*** Block opens ***

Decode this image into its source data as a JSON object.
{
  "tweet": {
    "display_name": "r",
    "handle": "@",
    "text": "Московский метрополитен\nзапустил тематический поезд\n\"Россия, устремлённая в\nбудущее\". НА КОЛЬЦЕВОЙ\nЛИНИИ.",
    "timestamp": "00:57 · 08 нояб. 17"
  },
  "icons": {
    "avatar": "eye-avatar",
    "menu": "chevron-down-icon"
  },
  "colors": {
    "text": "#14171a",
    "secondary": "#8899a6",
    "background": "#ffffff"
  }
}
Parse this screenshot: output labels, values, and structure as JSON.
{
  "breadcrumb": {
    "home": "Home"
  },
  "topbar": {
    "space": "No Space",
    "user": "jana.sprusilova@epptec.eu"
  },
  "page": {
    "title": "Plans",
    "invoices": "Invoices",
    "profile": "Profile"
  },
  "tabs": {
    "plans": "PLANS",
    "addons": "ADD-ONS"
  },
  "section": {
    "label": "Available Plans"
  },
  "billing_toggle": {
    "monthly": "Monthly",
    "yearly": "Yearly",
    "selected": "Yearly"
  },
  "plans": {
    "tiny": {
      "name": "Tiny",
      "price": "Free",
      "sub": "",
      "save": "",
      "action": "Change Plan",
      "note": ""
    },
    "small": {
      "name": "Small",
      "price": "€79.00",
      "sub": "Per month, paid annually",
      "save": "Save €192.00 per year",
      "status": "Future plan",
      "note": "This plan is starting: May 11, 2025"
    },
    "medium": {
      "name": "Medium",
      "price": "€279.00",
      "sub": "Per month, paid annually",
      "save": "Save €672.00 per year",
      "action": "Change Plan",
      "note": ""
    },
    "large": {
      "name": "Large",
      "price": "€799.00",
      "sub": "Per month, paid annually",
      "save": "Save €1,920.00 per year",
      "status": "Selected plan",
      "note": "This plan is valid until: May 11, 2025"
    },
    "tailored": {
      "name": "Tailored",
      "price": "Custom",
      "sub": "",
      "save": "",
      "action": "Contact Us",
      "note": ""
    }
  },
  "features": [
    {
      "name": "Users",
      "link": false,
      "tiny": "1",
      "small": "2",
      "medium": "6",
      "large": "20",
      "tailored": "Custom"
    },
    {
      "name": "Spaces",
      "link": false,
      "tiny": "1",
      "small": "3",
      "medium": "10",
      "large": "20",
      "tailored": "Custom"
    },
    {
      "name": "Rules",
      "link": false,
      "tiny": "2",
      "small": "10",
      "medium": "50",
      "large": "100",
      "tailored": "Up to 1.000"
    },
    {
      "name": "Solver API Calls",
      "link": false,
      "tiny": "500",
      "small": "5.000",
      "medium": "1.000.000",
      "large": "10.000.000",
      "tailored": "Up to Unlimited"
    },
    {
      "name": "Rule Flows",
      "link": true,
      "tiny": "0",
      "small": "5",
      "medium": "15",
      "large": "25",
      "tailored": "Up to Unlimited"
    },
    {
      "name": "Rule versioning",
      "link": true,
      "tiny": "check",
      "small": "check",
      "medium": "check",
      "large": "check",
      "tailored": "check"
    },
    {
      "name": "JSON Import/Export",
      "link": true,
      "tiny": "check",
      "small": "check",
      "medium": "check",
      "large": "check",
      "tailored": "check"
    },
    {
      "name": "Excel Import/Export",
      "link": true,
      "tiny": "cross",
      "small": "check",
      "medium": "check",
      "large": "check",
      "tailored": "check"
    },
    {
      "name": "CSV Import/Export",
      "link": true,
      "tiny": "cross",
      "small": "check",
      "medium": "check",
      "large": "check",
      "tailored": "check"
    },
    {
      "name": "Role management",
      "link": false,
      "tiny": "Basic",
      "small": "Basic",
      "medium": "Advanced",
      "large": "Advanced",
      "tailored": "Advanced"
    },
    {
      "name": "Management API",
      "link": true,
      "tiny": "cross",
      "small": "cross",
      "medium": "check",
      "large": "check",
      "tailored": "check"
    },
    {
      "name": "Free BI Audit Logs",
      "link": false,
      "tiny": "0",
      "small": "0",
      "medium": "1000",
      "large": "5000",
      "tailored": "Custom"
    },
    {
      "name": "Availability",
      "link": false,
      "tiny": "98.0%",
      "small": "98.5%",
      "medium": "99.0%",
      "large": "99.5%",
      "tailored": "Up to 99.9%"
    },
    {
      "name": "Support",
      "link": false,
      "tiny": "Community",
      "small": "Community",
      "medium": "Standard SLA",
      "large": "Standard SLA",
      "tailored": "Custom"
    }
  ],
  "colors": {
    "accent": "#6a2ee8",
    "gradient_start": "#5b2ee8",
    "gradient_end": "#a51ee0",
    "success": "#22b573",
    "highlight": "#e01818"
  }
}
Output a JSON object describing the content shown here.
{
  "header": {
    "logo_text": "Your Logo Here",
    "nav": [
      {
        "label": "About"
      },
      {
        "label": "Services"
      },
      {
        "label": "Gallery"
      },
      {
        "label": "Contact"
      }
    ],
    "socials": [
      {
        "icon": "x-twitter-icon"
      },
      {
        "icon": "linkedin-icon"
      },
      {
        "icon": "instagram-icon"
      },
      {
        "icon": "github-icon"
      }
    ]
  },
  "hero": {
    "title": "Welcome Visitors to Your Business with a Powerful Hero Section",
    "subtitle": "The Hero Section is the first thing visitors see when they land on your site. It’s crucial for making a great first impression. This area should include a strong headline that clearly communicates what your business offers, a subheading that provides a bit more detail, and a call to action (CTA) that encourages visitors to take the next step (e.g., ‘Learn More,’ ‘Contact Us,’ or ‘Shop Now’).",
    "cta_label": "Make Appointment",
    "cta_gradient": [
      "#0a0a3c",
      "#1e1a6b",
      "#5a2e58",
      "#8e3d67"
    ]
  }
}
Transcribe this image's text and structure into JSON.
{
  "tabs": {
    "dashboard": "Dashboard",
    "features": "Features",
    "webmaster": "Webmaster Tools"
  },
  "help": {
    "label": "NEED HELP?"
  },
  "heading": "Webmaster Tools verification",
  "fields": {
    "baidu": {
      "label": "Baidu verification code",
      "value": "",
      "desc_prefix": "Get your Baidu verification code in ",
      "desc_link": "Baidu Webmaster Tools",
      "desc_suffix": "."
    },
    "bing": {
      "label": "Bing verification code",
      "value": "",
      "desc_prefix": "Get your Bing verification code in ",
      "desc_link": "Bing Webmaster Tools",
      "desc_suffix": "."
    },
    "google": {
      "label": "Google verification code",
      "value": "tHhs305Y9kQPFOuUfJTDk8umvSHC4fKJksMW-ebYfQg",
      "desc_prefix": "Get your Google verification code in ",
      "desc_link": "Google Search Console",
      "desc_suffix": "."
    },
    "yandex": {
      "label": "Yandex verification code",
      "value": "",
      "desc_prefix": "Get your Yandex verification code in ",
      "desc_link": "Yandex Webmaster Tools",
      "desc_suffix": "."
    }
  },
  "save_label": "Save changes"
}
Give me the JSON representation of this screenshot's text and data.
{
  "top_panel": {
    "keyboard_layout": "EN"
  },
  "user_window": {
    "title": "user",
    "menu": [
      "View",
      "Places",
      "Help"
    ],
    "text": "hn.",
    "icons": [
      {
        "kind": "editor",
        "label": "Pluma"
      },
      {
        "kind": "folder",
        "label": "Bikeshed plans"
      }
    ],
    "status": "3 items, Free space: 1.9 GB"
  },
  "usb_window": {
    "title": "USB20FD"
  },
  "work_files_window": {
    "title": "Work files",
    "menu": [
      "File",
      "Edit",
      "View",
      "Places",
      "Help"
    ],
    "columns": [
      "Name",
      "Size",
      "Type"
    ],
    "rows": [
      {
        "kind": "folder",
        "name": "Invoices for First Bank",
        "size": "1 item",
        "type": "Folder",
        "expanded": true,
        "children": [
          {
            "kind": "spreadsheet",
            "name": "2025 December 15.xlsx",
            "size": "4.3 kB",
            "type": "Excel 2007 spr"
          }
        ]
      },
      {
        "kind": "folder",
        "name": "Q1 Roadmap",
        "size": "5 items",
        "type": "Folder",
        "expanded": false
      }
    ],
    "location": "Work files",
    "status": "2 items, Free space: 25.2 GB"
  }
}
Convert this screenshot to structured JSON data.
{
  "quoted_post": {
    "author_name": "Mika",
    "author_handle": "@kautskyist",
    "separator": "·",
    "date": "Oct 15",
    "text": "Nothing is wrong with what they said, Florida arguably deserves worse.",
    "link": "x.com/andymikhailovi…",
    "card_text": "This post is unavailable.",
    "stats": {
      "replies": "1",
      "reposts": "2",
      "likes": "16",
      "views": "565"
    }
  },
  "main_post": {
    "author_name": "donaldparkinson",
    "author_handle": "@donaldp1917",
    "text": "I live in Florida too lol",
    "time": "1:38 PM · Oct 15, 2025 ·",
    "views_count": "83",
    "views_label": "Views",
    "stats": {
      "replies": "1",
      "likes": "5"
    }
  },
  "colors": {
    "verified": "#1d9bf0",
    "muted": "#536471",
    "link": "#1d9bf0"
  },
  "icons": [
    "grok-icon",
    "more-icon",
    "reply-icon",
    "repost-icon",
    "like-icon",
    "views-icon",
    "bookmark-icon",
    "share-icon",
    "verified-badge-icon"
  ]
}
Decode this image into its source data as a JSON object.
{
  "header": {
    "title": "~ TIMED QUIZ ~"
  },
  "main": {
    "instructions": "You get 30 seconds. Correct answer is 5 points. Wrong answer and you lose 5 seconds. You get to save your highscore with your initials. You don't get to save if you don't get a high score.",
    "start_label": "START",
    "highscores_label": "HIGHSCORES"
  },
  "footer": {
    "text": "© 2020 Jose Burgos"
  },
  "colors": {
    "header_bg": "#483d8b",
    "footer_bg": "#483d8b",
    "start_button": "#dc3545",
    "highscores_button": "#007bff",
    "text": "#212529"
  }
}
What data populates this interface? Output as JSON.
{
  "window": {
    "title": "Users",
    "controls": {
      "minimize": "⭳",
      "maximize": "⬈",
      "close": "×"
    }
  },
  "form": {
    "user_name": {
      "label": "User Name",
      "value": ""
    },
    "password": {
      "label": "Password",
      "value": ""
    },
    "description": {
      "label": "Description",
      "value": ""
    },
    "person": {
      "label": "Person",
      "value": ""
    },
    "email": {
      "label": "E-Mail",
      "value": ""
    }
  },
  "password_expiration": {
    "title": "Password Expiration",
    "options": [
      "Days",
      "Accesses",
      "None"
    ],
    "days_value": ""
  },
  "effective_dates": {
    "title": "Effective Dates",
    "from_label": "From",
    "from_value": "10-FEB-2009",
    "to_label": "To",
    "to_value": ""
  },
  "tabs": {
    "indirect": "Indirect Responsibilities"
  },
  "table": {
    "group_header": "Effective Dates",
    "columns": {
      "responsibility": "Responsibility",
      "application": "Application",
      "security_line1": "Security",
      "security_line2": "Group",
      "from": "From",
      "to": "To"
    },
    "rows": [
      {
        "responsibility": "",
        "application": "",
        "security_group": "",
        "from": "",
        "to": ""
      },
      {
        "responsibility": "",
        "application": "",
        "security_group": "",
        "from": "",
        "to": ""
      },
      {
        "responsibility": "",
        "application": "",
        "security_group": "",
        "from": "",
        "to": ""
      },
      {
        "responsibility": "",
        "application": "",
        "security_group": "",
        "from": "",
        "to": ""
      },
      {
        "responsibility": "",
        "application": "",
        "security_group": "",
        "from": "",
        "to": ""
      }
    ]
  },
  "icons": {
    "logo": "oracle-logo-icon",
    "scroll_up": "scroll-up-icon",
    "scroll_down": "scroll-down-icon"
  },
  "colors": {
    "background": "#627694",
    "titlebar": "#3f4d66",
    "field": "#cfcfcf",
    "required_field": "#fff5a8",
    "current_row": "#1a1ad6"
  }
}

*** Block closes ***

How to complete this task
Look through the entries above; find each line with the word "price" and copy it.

Problem solution
      "price": "Free",
      "price": "€79.00",
      "price": "€279.00",
      "price": "€799.00",
      "price": "Custom",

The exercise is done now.